This post is a long (long) time coming. But we’re at the half-year mark in our marriage and so I thought it was a good time to get over my guilt at never having posted a wrap of the wedding dress project and just do it.
It looked like this!
First up: The pattern.
I think at the outset I made a preeeeetty major mistake and decided to draft my own pattern despite never having drafted anything.
I wanted something very, very simple, and I didn’t find any patterns similar to what I had in mind. In retrospect, I would definitely tell my October 2013 self to muslin a couple of existing patterns before trying to draft one.
Only because my sewing experience was so, so limited did I think this would be possible. It ended up being composed of many components, all detailed here. The brief rundown is:
-self drafted back bodice
–Marfy 3367 front bodice (the one from this dress)
–Colette Clovers waist band
–Vogue 8648 pencil skirt.
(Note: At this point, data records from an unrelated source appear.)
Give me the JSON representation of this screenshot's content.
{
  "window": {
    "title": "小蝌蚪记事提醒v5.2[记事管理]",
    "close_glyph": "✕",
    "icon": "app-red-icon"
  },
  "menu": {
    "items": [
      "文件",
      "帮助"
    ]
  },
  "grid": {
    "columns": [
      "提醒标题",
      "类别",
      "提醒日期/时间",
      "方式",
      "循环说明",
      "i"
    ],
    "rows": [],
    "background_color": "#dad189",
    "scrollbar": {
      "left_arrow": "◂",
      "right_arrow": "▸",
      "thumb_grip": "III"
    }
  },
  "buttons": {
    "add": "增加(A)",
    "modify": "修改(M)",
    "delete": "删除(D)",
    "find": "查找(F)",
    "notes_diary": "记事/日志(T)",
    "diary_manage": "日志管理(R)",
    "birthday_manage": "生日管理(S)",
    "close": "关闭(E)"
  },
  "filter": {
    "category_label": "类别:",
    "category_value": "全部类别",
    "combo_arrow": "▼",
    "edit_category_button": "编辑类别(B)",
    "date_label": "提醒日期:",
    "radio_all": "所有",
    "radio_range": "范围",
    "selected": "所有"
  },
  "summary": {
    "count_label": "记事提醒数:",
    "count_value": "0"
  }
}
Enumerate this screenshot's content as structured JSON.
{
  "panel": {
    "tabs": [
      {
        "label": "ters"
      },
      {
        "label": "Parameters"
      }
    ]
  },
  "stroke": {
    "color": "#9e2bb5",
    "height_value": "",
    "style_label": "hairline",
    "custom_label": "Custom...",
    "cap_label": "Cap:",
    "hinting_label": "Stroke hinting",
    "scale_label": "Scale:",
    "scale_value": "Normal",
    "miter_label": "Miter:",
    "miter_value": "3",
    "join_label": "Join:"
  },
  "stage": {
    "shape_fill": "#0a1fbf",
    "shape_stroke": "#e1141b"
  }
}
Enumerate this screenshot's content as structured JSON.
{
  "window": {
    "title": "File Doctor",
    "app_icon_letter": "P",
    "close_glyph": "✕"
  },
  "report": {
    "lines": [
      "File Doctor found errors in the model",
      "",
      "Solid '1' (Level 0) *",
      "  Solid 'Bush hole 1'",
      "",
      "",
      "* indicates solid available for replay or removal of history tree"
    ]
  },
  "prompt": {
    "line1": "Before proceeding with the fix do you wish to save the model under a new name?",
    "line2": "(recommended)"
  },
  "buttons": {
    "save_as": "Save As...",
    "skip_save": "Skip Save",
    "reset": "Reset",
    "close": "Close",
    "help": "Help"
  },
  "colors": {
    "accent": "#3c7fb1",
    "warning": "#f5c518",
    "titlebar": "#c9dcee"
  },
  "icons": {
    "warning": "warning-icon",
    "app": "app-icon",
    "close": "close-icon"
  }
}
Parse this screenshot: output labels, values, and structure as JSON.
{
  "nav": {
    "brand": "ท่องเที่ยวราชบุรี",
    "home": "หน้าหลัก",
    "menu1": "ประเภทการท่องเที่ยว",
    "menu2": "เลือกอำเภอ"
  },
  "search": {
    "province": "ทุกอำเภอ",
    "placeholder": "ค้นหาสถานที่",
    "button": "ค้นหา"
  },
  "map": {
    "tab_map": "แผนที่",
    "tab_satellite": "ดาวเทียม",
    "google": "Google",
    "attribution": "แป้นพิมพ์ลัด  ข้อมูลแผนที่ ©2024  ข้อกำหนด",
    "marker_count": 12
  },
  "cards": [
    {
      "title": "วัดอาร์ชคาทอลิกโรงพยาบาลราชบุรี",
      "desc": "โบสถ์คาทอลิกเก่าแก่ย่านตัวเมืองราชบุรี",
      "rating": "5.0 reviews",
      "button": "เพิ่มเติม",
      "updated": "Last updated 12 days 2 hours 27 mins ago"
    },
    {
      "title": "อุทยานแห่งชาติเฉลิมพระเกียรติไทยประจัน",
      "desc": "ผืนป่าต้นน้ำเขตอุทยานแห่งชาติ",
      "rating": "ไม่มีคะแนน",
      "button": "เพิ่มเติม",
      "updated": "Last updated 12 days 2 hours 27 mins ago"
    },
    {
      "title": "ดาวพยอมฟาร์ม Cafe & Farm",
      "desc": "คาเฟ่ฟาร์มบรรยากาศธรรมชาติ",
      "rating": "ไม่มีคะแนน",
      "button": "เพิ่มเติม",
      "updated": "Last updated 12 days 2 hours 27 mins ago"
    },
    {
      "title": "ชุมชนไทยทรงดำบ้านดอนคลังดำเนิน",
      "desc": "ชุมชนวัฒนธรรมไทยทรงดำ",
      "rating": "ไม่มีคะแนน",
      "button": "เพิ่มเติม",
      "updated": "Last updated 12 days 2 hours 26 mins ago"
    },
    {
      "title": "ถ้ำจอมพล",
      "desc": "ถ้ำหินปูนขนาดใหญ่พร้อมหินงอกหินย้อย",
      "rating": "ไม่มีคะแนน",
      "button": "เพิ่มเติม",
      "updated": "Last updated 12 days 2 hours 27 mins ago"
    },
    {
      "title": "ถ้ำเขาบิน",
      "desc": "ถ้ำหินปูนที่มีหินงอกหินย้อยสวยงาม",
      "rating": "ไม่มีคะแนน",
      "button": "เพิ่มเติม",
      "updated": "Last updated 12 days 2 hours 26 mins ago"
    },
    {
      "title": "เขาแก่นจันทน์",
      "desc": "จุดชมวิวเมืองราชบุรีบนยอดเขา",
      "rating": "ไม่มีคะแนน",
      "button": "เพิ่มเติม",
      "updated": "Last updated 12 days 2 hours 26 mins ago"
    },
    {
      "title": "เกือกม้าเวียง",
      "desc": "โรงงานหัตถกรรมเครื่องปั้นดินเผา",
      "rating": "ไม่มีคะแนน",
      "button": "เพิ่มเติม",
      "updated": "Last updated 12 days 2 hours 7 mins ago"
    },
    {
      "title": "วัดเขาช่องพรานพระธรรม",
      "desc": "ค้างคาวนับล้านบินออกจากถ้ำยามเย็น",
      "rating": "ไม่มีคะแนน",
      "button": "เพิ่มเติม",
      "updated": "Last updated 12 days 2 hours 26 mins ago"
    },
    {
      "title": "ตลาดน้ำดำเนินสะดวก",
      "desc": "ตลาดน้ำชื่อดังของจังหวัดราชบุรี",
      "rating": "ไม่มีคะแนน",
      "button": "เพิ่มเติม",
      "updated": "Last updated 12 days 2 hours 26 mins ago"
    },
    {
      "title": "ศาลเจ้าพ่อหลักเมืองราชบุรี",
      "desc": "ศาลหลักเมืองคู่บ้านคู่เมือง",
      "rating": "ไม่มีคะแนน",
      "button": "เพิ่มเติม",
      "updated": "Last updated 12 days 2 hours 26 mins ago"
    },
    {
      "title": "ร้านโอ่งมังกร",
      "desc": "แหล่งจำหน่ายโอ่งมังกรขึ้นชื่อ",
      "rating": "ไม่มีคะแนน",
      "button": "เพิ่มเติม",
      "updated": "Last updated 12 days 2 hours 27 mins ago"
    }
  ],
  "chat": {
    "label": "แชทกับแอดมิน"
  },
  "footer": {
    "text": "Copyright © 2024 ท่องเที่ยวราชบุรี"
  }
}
I had a lot of trouble starting this, and the majority of the time was taken up trying to get the pattern to a point that suited me. I’d really encourage anyone thinking of making their own wedding dress to start with a pattern that has has a few key components you’re looking for, understanding that you’ll have to modify (hack) it a bit. Here, you can see various stages:
You can see there were a bunch of problems with getting the bodice to fit properly. I was so frustrated at the end of all of this that I put away the bodice block I came up with and haven’t taken it out since. 😦
Looking at all the photos, I wish I’d raised the waist band about 1.5”. I never quite achieved the blouse-y look I’d been after for the top, which means occasionally it looks like I’ve got a bit of a bigger belly (blouse-y in the lower abdomen…not entirely flattering).
I also think it would have been better for the bodice to be closer-fitting on a dress this long. Experienced sewists know this, I’m sure, but having the entire weight of the dress hang off of the tiny shoulder seams and the curved waistband is not the sturdiest of construction methods.
But anyway, it’s not so bad, and it only had to last one day.
Second, the fabric:
Actually, this was the driving force behind my decision. I was so grumpy every time I learned that a $700 dress was 100% polyester. And that’s the low end of the wedding dress business. Anyway, I ended up getting silk charmeuse from Mood for the outer and lining fabric and underlining it with crepe de chine from Fabric Mart. That worked out pretty well.
The dress was great for the weather. It was hot, I was comfortable, etc.
Third, the construction:
I really can’t recommend the Susan Khalje Couture Dress class enough. It’s pretty good value on Craftsy compared to her newer class on her own site, though I haven’t taken the second one so can’t fairly compare them otherwise. She explains both the how-to and the reasoning of different techniques very well, and the class is ordered well. I referred back to it frequently, even for simple construction order issues, when I was making this dress.
I frenched all of the seams, which worked well. They’re strong even though the fabric is quite delicate.
As an aside, I did baste the underlining to the fabric by machine. I definitely would not do that now. Hand basting is much better, and I think some of the little wrinkles around the seams could have been avoided. But you can’t know everything 10 months into your sewing.
<— That black outline is my black silk basting threat. That beer was my fortitude.
And finally, the timeline:
What the hell was I thinking. The time stamp on that photo with the machine-basted layers is from May 23. I got married on June 14. We moved cities on June 7. To say I was cutting it close is a massive understatement. It worked out in the end, but it also drove me a bit mental. I’d say if you haven’t started the construction phase of your final garment six weeks out, you should just make a trip to J.Crew’s bridal section and then take the dress to your local tailor for hemming.
I made mine and I STILL ended up taking it to a tailor to have it hemmed. That tailor actually said: But WHY would you do this yourself, we could have made it for you.
But also: I made it. 🙂
What a cool thing and it came out beautifully! Also, what a great story – way more interesting than not doing it yourself. Yay!
This is awesome! I just discovered your blog. I’m really impressed by people who make their own wedding dresses…and that you were new to this to boot!!
Thanks so much!! It’s funny, with another year of seeing under my belt, I think I’d be more hesitant to embark on wedding dress sewing now than I was then. Beginner overconfidence I think!
I had the same thing 🙂
I have to respond to your opening paragraphs about choosing to draft your on pattern – yes maybe you bit off a little more than you could chew, BUT- I am a BIG Fan of learning by doing and I think you absolutlely did the right thing. Your dress looks beautiful and the lessons learned will serve you well for the rest of your sewing journey. Well done!
I definitely did learn, it’s true. And the bodice draft I’ve used for a few things. My problem was that I just tried to do too much all around and didn’t leave myself quite enough time, given my experience level. But the learning aspect was good, and I wouldn’t likely be brave enough to try it today. So! The biggest takeaway might be that you have to be aggressive about managing the timeline for that kind of project if you’re going to try self drafting.